By Danielle Duran Baron, Senior Communications Specialist
PHOTO: Shantal was the first transgender sex educator at Kukulcán
Kukulcán is the supreme God who was responsible for teaching the Mayans about agriculture, medicine and, more importantly, how to run a civilization. So it was no coincidence that a group of 17 volunteers in the Gay Lesbian Bisexual and Transgender (GLBT) community chose this name for the new organization they started from scratch, in 2001. “We wanted something that truly represented us. Kukulcán, the Mayan deity, is something very much ours,” says Danny Montesinos, Kukulcán Technical Coordinator and one of the original founders of the Tegucigalpa-based organization.

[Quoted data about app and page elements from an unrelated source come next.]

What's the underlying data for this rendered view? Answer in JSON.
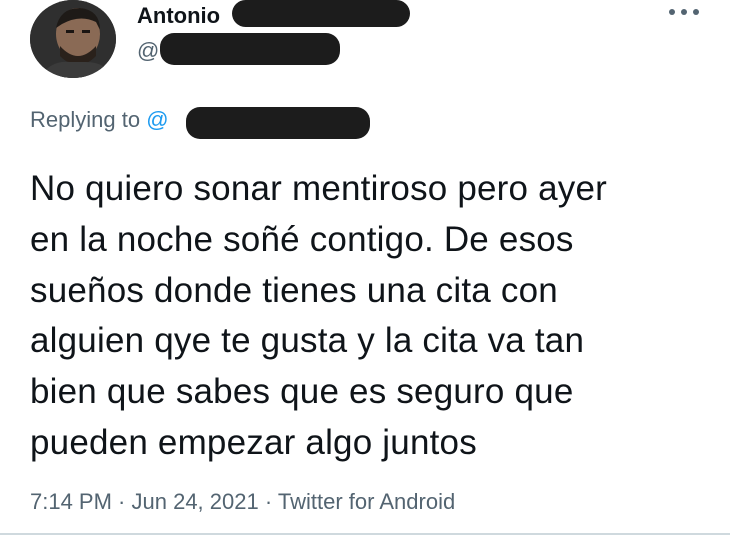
{
  "author": {
    "display_name": "Antonio",
    "handle_prefix": "@",
    "avatar_icon": "profile-photo"
  },
  "reply": {
    "label": "Replying to ",
    "mention_prefix": "@"
  },
  "tweet": {
    "text": "No quiero sonar mentiroso pero ayer\nen la noche soñé contigo. De esos\nsueños donde tienes una cita con\nalguien qye te gusta y la cita va tan\nbien que sabes que es seguro que\npueden empezar algo juntos"
  },
  "meta": {
    "time": "7:14 PM",
    "separator": " · ",
    "date": "Jun 24, 2021",
    "source": "Twitter for Android"
  },
  "colors": {
    "text": "#0f1419",
    "secondary": "#536471",
    "accent": "#1d9bf0",
    "redaction": "#1c1c1c"
  },
  "icons": {
    "more": "more-horizontal-icon"
  }
}
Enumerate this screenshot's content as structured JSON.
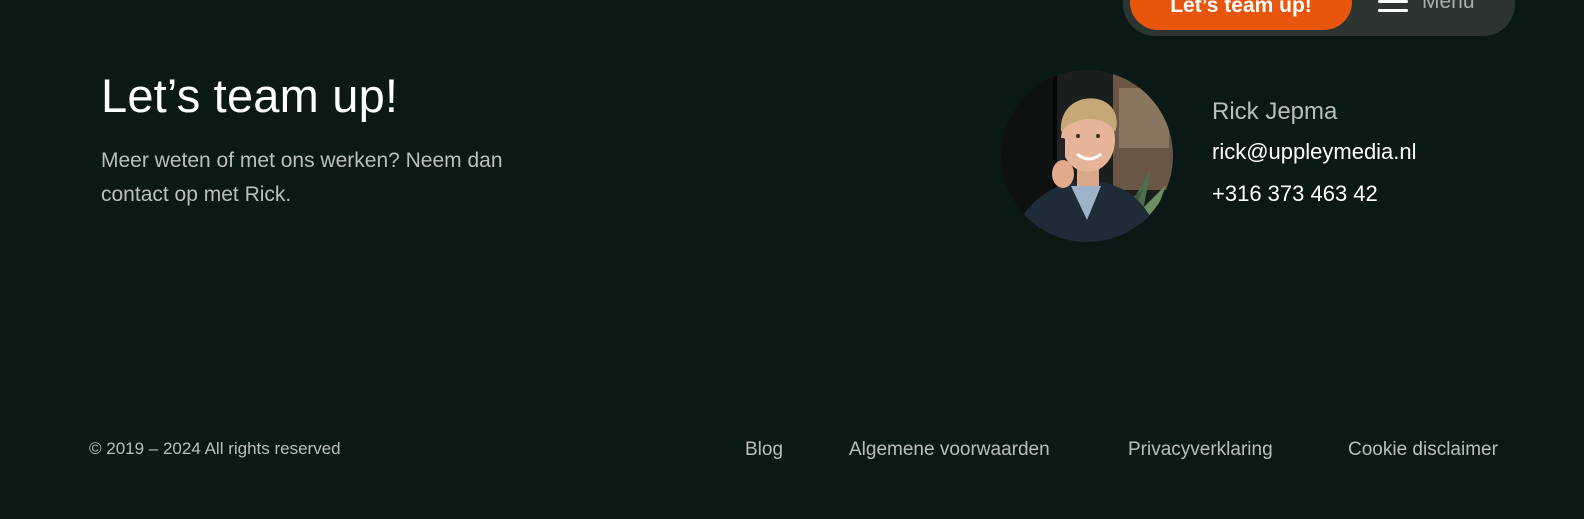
{
  "nav": {
    "cta_label": "Let’s team up!",
    "menu_label": "Menu"
  },
  "hero": {
    "title": "Let’s team up!",
    "intro": "Meer weten of met ons werken? Neem dan contact op met Rick."
  },
  "contact": {
    "name": "Rick Jepma",
    "email": "rick@uppleymedia.nl",
    "phone": "+316 373 463 42"
  },
  "footer": {
    "copyright": "© 2019 – 2024 All rights reserved",
    "links": [
      "Blog",
      "Algemene voorwaarden",
      "Privacyverklaring",
      "Cookie disclaimer"
    ]
  },
  "colors": {
    "background": "#0a1915",
    "accent": "#e8560d",
    "nav_pill": "#2b3431",
    "muted_text": "#b9bfbc"
  }
}
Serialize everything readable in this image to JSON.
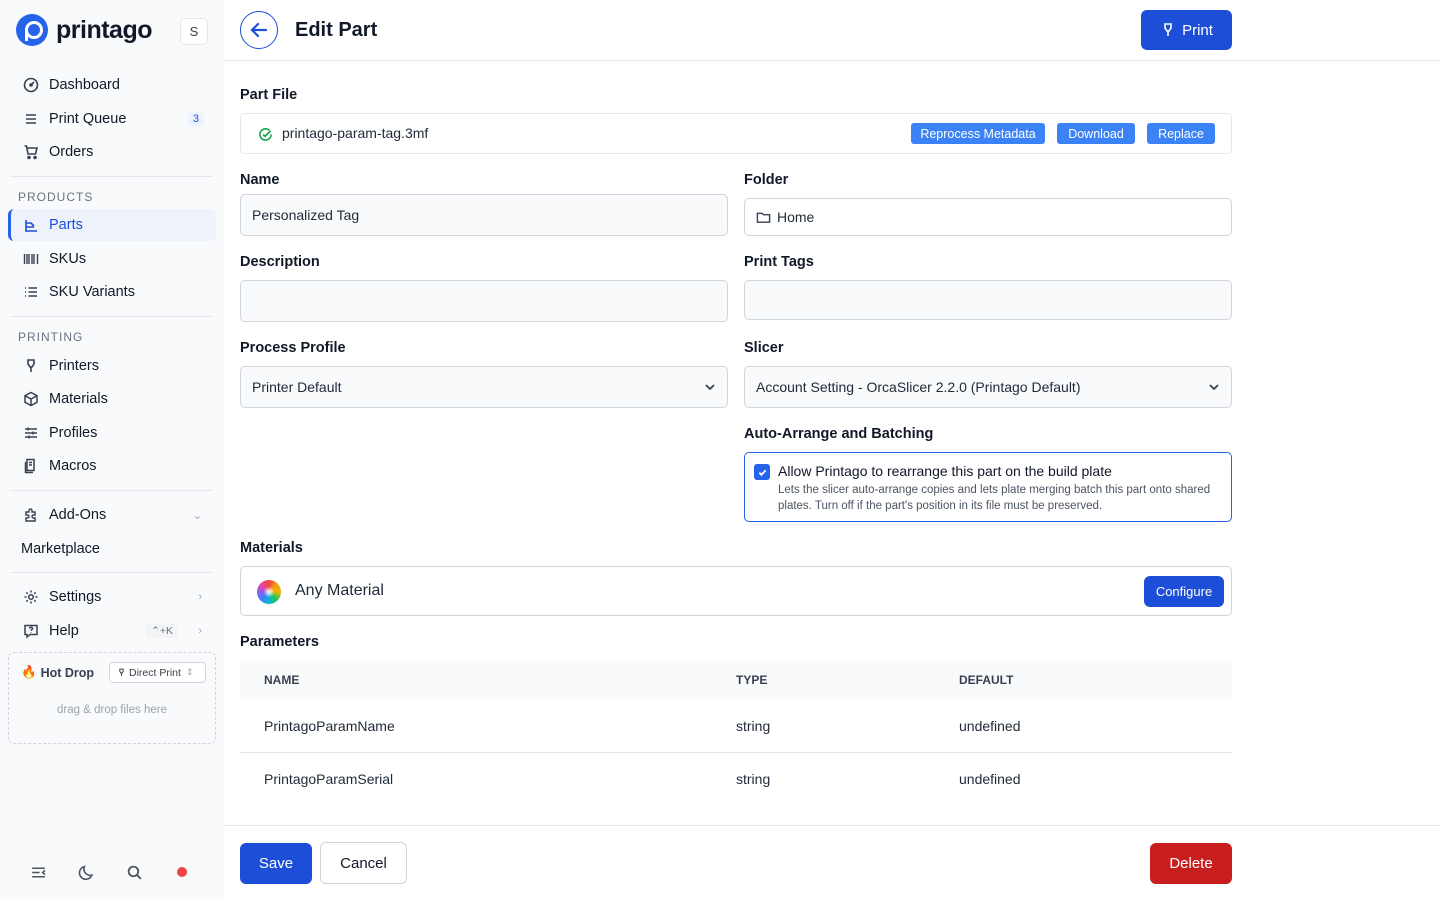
{
  "brand": {
    "name": "printago",
    "workspace_initial": "S"
  },
  "sidebar": {
    "items": [
      {
        "label": "Dashboard",
        "icon": "dashboard-icon"
      },
      {
        "label": "Print Queue",
        "icon": "queue-icon",
        "badge": "3"
      },
      {
        "label": "Orders",
        "icon": "cart-icon"
      }
    ],
    "products_label": "PRODUCTS",
    "products": [
      {
        "label": "Parts",
        "icon": "parts-icon",
        "active": true
      },
      {
        "label": "SKUs",
        "icon": "barcode-icon"
      },
      {
        "label": "SKU Variants",
        "icon": "list-icon"
      }
    ],
    "printing_label": "PRINTING",
    "printing": [
      {
        "label": "Printers",
        "icon": "printer-icon"
      },
      {
        "label": "Materials",
        "icon": "cube-icon"
      },
      {
        "label": "Profiles",
        "icon": "sliders-icon"
      },
      {
        "label": "Macros",
        "icon": "macro-icon"
      }
    ],
    "addons_label": "Add-Ons",
    "marketplace_label": "Marketplace",
    "settings_label": "Settings",
    "help_label": "Help",
    "help_shortcut": "⌃+K",
    "hotdrop": {
      "title": "Hot Drop",
      "mode": "Direct Print",
      "hint": "drag & drop files here"
    }
  },
  "header": {
    "title": "Edit Part",
    "print_label": "Print"
  },
  "part_file": {
    "label": "Part File",
    "filename": "printago-param-tag.3mf",
    "reprocess_label": "Reprocess Metadata",
    "download_label": "Download",
    "replace_label": "Replace"
  },
  "fields": {
    "name_label": "Name",
    "name_value": "Personalized Tag",
    "folder_label": "Folder",
    "folder_value": "Home",
    "description_label": "Description",
    "description_value": "",
    "print_tags_label": "Print Tags",
    "print_tags_value": "",
    "process_profile_label": "Process Profile",
    "process_profile_value": "Printer Default",
    "slicer_label": "Slicer",
    "slicer_value": "Account Setting - OrcaSlicer 2.2.0 (Printago Default)"
  },
  "auto_arrange": {
    "label": "Auto-Arrange and Batching",
    "checkbox_label": "Allow Printago to rearrange this part on the build plate",
    "description": "Lets the slicer auto-arrange copies and lets plate merging batch this part onto shared plates. Turn off if the part's position in its file must be preserved.",
    "checked": true
  },
  "materials": {
    "label": "Materials",
    "value": "Any Material",
    "configure_label": "Configure"
  },
  "parameters": {
    "label": "Parameters",
    "columns": [
      "NAME",
      "TYPE",
      "DEFAULT"
    ],
    "rows": [
      [
        "PrintagoParamName",
        "string",
        "undefined"
      ],
      [
        "PrintagoParamSerial",
        "string",
        "undefined"
      ]
    ]
  },
  "footer": {
    "save_label": "Save",
    "cancel_label": "Cancel",
    "delete_label": "Delete"
  }
}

CHF is the principal recipient of the Global Fund for Aids, Tuberculosis and Malaria in Honduras and Asociación Kukulcán is one of its local partners in the fight against HIV/Aids. The work done by Kukulcán is mostly focused on men who have sex with men (MSM) and on a younger demographic. “Our work has a strong educational and creative component to engage the younger population, usually not very interested in the issue,” Danny explains, adding that recent activities have included a fashion design competition, a dance contest and even a Miss Honduras Gay pageant. He says that at first, these activities have very little to do with HIV/AIDS education, but once they reach the target population, it is easier to educate them. “Things are changing very quickly. Before, sex trade would involve people in their mid-twenties or thirties, now we are seeing 16-year-old kids who think prostitution is an easy way to make money,” he adds.
His effort seems to be paying off. According to two studies commissioned by the Center for Disease Control (CDC), the rate of HIV infection in this group has fallen considerably in five years. “In Honduras, in the gay community, we had a 13% incidence in 2001 and this percentage dropped to 8% in 2006,” says Danny, who is quick to add that the studies are not comparative, considering different samples of people were interviewed. Most, however, would agree that there has been a strong change in behavior among the GBLT community, especially when it comes to using condoms. If a few years ago, many people did not know what to do with a condom, now there is a strong demand.

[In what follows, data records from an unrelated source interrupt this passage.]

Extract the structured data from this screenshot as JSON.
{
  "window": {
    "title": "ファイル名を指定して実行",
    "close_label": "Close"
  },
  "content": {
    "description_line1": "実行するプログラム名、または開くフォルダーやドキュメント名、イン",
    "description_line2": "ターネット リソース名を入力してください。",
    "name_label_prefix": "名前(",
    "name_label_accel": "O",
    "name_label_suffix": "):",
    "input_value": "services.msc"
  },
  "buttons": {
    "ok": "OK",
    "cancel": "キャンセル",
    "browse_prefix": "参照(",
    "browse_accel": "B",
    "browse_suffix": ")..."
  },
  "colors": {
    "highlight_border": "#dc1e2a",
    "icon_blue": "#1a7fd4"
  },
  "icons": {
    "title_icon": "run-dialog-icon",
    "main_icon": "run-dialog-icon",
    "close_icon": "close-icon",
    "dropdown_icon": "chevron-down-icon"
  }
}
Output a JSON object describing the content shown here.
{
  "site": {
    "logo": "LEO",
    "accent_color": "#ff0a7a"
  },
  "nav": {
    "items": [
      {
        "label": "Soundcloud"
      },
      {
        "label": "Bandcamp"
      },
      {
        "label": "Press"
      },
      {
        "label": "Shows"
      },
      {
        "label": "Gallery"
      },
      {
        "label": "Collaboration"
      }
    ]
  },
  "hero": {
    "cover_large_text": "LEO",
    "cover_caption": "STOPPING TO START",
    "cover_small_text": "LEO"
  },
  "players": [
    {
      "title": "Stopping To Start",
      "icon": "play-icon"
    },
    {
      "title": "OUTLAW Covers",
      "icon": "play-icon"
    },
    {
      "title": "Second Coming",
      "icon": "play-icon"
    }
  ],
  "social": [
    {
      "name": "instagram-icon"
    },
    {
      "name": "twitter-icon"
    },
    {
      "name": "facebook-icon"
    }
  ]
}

Because of its strong focus on younger people, most Kukulcán’s leaders and educators are in their twenties so that they can blend in with their target audience. They also mirror the sexual diversity seen on the streets, which makes it possible for different groups to identify with different educators. Shantel, 21, is the first transgender educator to work for Kukulcán. She started the transgender group in December 2009; now it has about 30 members. She says that prejudice forces many transgenders or “trans girls”, as she refers to herself and her friends, to work in the streets. Some cannot get a job because of their sexual orientation and appearance; others quit school because they feel discriminated. A lot of them end up prostituting themselves for lack of options, making them especially vulnerable to sexually transmitted diseases, including HIV/Aids.
For Shantal, at first it was hard to break the news to her family but now has their support. She also believes that Kukulcán enabled her to be more self-assured “Before I did not see myself as a transgender, but since joining Kukulcán, I’ve participated in workshops about sexuality and started a process of acceptance; now I am in peace with my decision.” Working for Kukulcán and educating other trans girls, many young like herself, Shantel hopes that they understand that the organization takes them into account and can feel at home, as she does.
Agner Pastrana also felt home at Kukulcán as soon as he started attending some of the workshops provided by the organization, almost three years ago. He felt empowered by the information he received and started working with Kukulcán to educate others and leading activities in the organization’s headquarters, as well as in nightclubs and many other places where young people congregate. Agner explains that the fact that he is not obviously gay makes it easy for him to approach different groups of people. “There are some people that are not as tolerant, some older people, some parents can be less open minded so the fact that they don’t realize that I am gay right away allows them to actually listen to what I have to say,” the 21-year-old explains.
Kukulcán has made him more tolerant too. He admits that before he started attending meetings at the association, he had a hard time accepting the transgender population. In the past, he would avoid being seen with people who were openly gay. “I have really gotten over these feelings. I am in peace with my own choices and accept other people’s choices as well. Our organization reaches out to many parts of the GBLT community so that we get to know and respect each other.”
At 24, Carlos is already a veteran. He joined the association when he was 18 when a former partner insisted he attend a workshop. He admits that when he first started attending the meetings he had very little information and led what can be perceived as an unsafe lifestyle. Now, aware of the risks, he says he reflects on his past actions and looks at things more carefully. Carlos enjoys his work at Kukulcán, particularly reaching out to teenagers, whose impulsive behavior can make them particularly vulnerable. He also plans to go to college and major in psychology and credits Kukulcán with widening his horizons and making it possible for him to accept himself and the choices he has made. “There is a lot of work to be done, especially with the younger generations, but we are definitely moving in the right direction,” he concludes.